Americas Watch - July 2017
The economic outlook for the U.S. economy remains generally favorable. While we will have to wait until late July for the first read of Q2 2017 GDP, many economists are expecting GDP growth to accelerate from a sluggish Q1, which showed expansion of 1.4%. Equity markets rest near record highs and the ISM Manufacturing and Non-Manufacturing indices have been particularly strong in recent months. Although retail sales showed the largest decline in 16 months in June, retail sales year to date compared to a year ago demonstrate sufficient forward momentum. That being said, while there are no panic alarms brazenly flashing regarding commercial real estate, developments in 2017 have resulted in some caution. The availability of commercial real estate loans have tightened on net during the last nine months, particularly for multi-family and development financing. While treasury yields have come down from recent peaks, they are still notably above pre-election rates and the Fed has also raised base interest rates for the second time this year. These two developments could eventually lead to moderate upward pressure on cap rates, which are largely near cyclical lows for most property types and/or markets.
Europe Watch - July 2017
So much for predictable politics. In recent years the UK electorate sure has had a tendency of delivering surprises at the ballot box. In 2010 the first coalition government since the 1970s was unexpectedly chosen, in 2015 the pollsters and betting markets didn’t anticipate an outright Conservative win and we all know what happened last year. So it shouldn’t be terribly surprising that in the recent snap general election the Prime Minister’s Conservative Party lost its Parliamentary majority, giving way to a Hung Parliament and subsequently a confidence-and-supply agreement with the Democratic Unionist Party (DUP) of Northern Ireland. While this outcome complicates the outlook, we feel that the impact on the real economy is unlikely to have a pronounced negative effect. After all, we are at full employment, corporate profits are healthy and global growth is picking up. Furthermore, we take some comfort in the fact that historically elections in the UK have tended not to significantly impact economic performance in the year of a vote. While uncertainly remains elevated for the broader market, it has arguably decreased in Scotland. The loss of seats by the Scottish National Party should assuage concerns of a second independence referendum in Scotland for the foreseeable future. Given the role that Northern Ireland and Scotland played in the recent election, these countries are an emphasis in this month’s Europe Watch.
Asia Pacific Watch - July 2017

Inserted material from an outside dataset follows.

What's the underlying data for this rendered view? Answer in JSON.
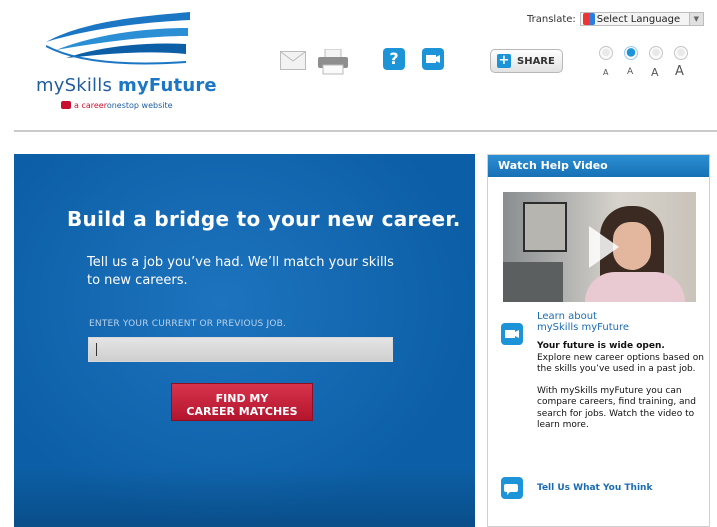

We estimate that New Zealand makes up barely 1% of the global investable universe of property and MSCI estimates that by GAV it ranks only 28th of the countries they track globally. Although small in size, its long-term real estate market performance has proven to be outsized. Its two main cities – Auckland, the commercial capital and Wellington, the political capital – both have long-standing MSCI performance indexes. Both cities rank in the global top 12 of the 59 cities tracked by MSCI in terms of their 12-year, all-property unlevered total returns. We also rank New Zealand as the country with the 2nd lowest market risk globally (after only Switzerland) when placed in our RARE framework (which equally-weights the cyclical and structural macro-economic and property risks). This is consistent with several other rankings globally where New Zealand performs well: it is rated as the world’s least corrupt nation in Transparency International’s 2016 Corruption Perceptions Index; it ranks 1st globally in terms of the 2017 Ease of Doing Business rankings by the World Bank Group; and it ranks as the 3rd freest economy in the world according to the latest (2016) Index of Economic Freedom undertaken by the Heritage Foundation/Wall Street Journal. For what New Zealand lacks in size and market depth, its risk and return attributes strengthen its investment case.
Combined Watch Link